Parallel to the OTT and multiscreen revolution, user-generated content evolved into professional-standard UGC and YouTube stars and channels were born, appealing to millennials. The talent made some money, then hooked up with people who could make them more thanks to experience in business generally and media sales and distribution in particular. The result was MCNs (Multichannel Networks) who slowly added more channels and stars to their stables, achieving economies of scale and an ever-growing viewer and fan base. Now, with proven audiences and revenues, they have become a ready-made solution for traditional media companies looking for greater reach into the youth market, whether as a partner or an acquisition. Some broadcaster groups are building their own MCNs as well.
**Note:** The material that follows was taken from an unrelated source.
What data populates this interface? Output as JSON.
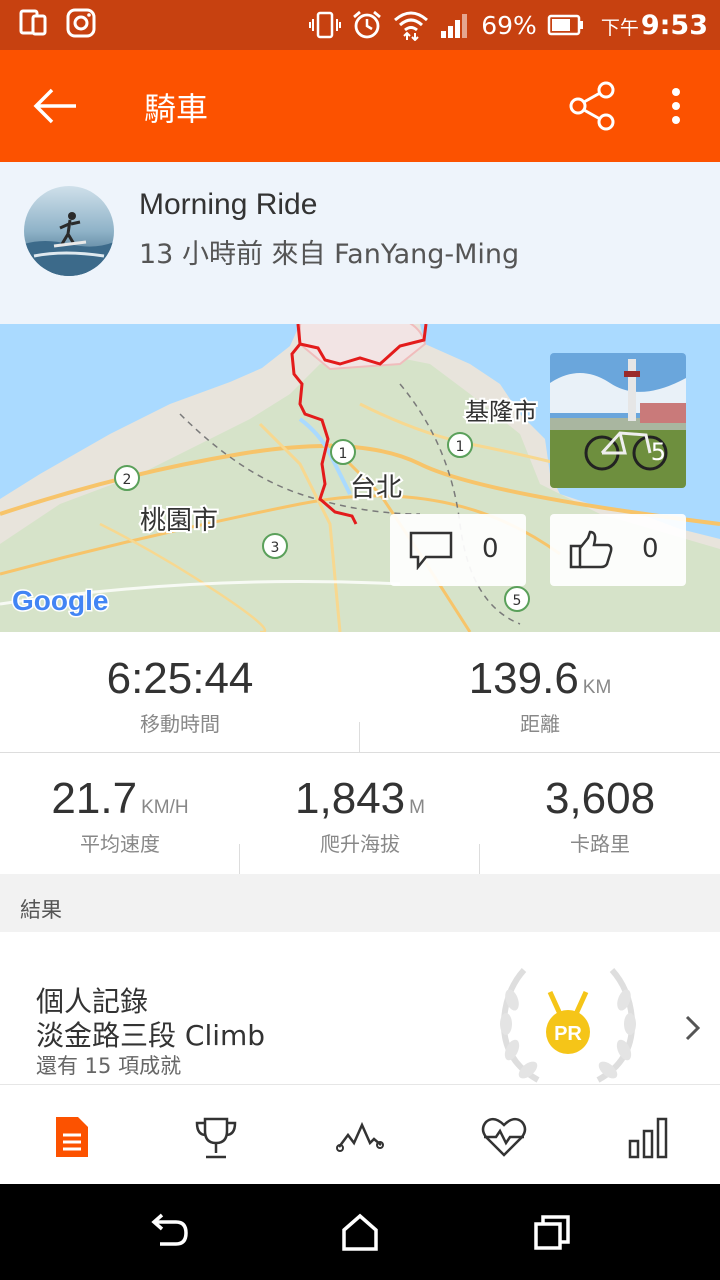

Through most of this evolution there has been one dominant route to market: YouTube. YouTube lowered the barriers to entry for content creators and provides the advertisers – albeit taking a sizeable share of the video ad revenues. YouTube is still king of the viewing sub-culture that has emerged over the last decade, with hundreds of niche interest channels watched by millions of teenagers and young adults, but it appears that this segment of the media industry is getting too big to be contained within umbrella ‘platforms’ anymore and the time has come for the MCNs to effectively go ‘direct-to-consumer’ with multiscreen video streaming platforms and portals of their own. It is almost as if YouTube, Dailymotion and their like are about to face their own ‘OTT moment’ with the emergence of ‘MCN-direct’.
Read the entire story here.